Pacific Northwest old-growth forests are superlative at capturing and storing vast amounts of CO2. Even after 200 years in existence, second-growth low-elevation forests could not compete with the magnificent storage capacity of the ancient forests … [while up north, the] boreal forests contain 47 per cent of the Earth’s stored carbon.
But all is not well. As the author is quick to point out: "in order to flourish and provide these and other benefits, forests have specific requirements and optimal conditions that need to be fulfilled."
It turns out that overheating the forests and unleashing hordes of voracious bark beetles isn't one of them.
The bark beetles
Enter, stage right, the insatiable bugs:
These destructive insects – each about the size of a plump grain of rice – number in the hundreds of billions and have killed billions of mature pine, spruce and Douglas-fir trees.
…bark beetles are devastating the forests like never before in modern times, perhaps in the entire history of conifers. Moreover, the beetles are advancing into regions of high-elevation forests, which typically rarely experience outbreaks. They are also venturing into the northern boreal forest, which has not evolved to defend itself…
The future of our forests in western North America is precarious.
How can such a tiny insect threaten the very existence of giant and ancient forests spanning thousands of kilometres? Dr. Halter goes on to weave the fascinating story of the bark beetles' sophisticated communication systems, biological tricks, chemical toolkits and evolutionary flexibility. These are no simple "bugs". They are formidable, well-armed and hyper-organized predators from which conifers have fled for their lives throughout their mutual history.
The targeted species of trees have survived only where they could effectively use their two main forms of defence against bark beetles:
1) gobs of gooey resin that literally block the beetles
2) the ability to survive extreme cold temperatures that kill the beetles
By warming the climate we are destroying both these tree defences across vast stretches of forests.
Rising temperatures are shifting the water cycle causing increasing summer droughts and water stress for trees. Thirsty trees can't make enough resin, or food, to fight off beetle attacks. Those rising temperatures are not just weakening the trees, they are also banishing the extreme cold that held back the beetles.
As Dr. Halter explains, if there is one thing cold-blooded insects thrive on, it is rising temperatures. Every aspect of the bark beetles lives is governed by temperature. Increasing the temperature is like turbo-charging the beetles.

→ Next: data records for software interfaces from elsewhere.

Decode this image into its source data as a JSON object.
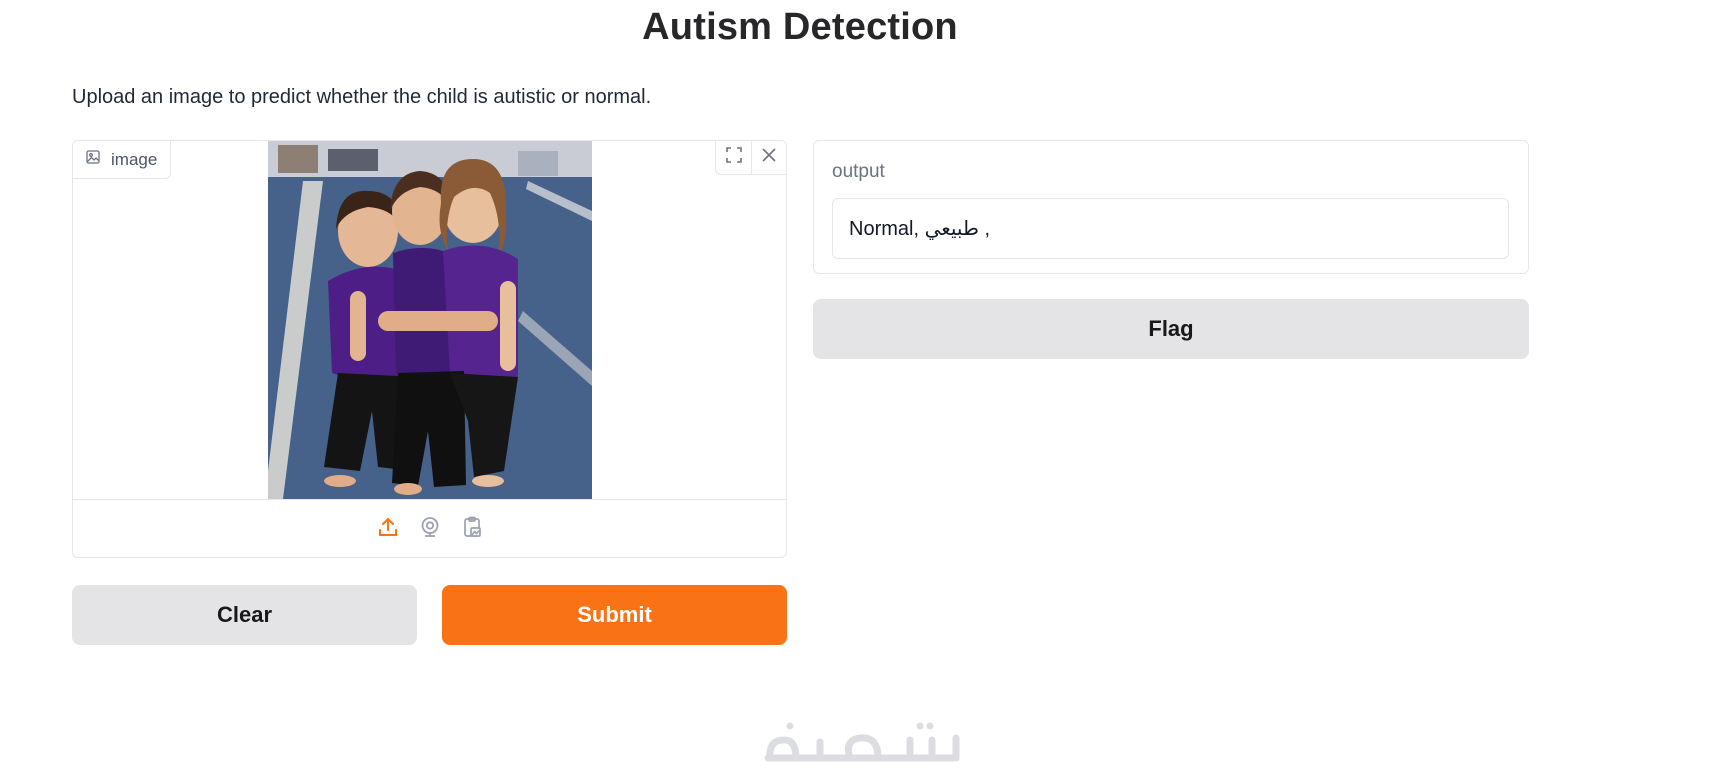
{
  "page": {
    "title": "Autism Detection",
    "description": "Upload an image to predict whether the child is autistic or normal."
  },
  "input": {
    "image_label": "image",
    "icons": [
      "image-icon",
      "fullscreen-icon",
      "close-icon",
      "upload-icon",
      "webcam-icon",
      "clipboard-icon"
    ]
  },
  "buttons": {
    "clear": "Clear",
    "submit": "Submit",
    "flag": "Flag"
  },
  "output": {
    "label": "output",
    "value": "Normal, طبيعي ,"
  },
  "watermark": {
    "text": "خمسات"
  },
  "colors": {
    "accent": "#f97316",
    "secondary_button": "#e4e4e7",
    "border": "#e5e7eb"
  }
}
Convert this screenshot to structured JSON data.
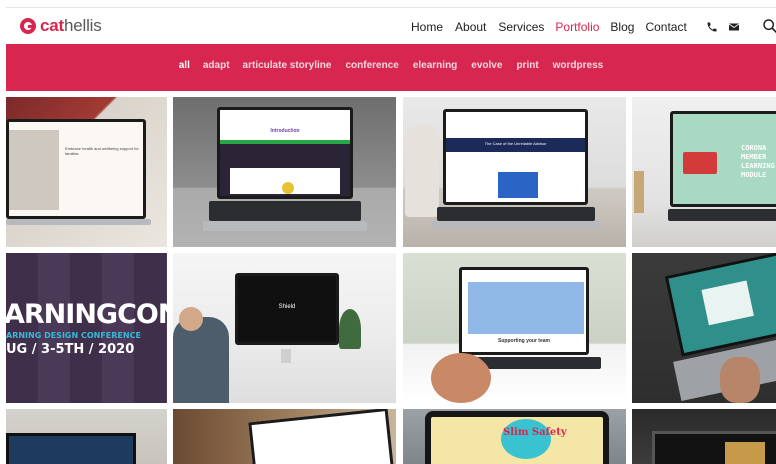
{
  "brand": {
    "logo_prefix": "cat",
    "logo_suffix": "hellis",
    "accent": "#d7264f"
  },
  "nav": {
    "items": [
      "Home",
      "About",
      "Services",
      "Portfolio",
      "Blog",
      "Contact"
    ],
    "active": "Portfolio"
  },
  "filters": {
    "items": [
      "all",
      "adapt",
      "articulate storyline",
      "conference",
      "elearning",
      "evolve",
      "print",
      "wordpress"
    ],
    "active": "all"
  },
  "tiles": {
    "t1_screen": "Embrace health and wellbeing support for families",
    "t2_screen": "Introduction",
    "t3_screen": "The Case of the Unreliable Advisor",
    "t4_screen": "CORONA MEMBER LEARNING MODULE",
    "t5_line1": "ARNINGCON",
    "t5_line2": "ARNING DESIGN CONFERENCE",
    "t5_line3": "UG / 3-5TH / 2020",
    "t6_screen": "Shield",
    "t7_screen": "Supporting your team",
    "t11_screen": "Slim Safety"
  }
}
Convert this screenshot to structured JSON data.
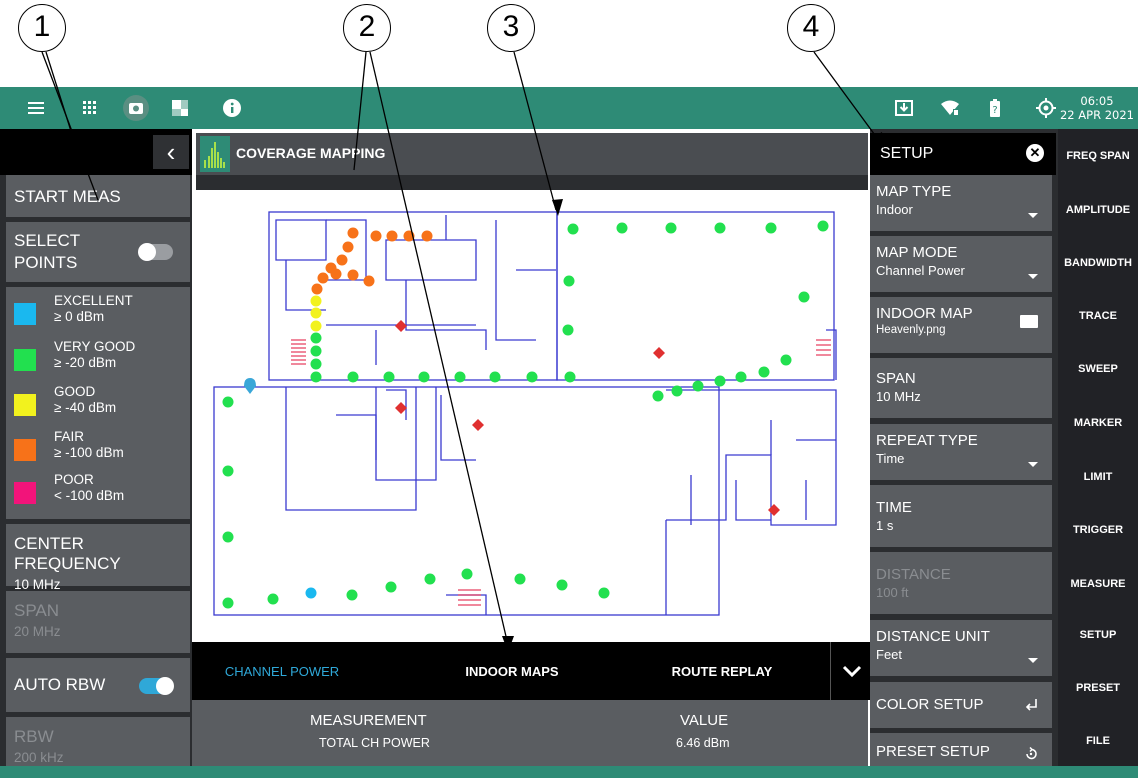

Energized and unleashed into weakened and exposed new forest lands -- from piñon pines in Arizona to boreal jack pines in Alberta -- the bark beetle hordes are now on full attack. And what an attack it is!
I'll highlight just a few of the beetles' fascinating attacking tricks and tactics that the book reveals.
The bark beetles have a suite of specialized abilities that allows them to zero in on water-stressed trees. Water stressed trees can't make enough resin to defend themselves. The beetles can literally hear the ultrasonic noises given off as microscopic water columns in trees break when dried out. They can also detect infrared reflectance, plant surface temperatures, leaf yellowing and biochemical changes in distressed trees.
Bottom line: if a tree is temporarily weakened from a lack of water the beetles know it. And now global warming is increasing the number of trees suffering water stress. The table is set.
Once the victims are identified, the first scout beetles arrive. If the tree is suitable the beetles transform the tree's own defensive compounds into a chemical signal that: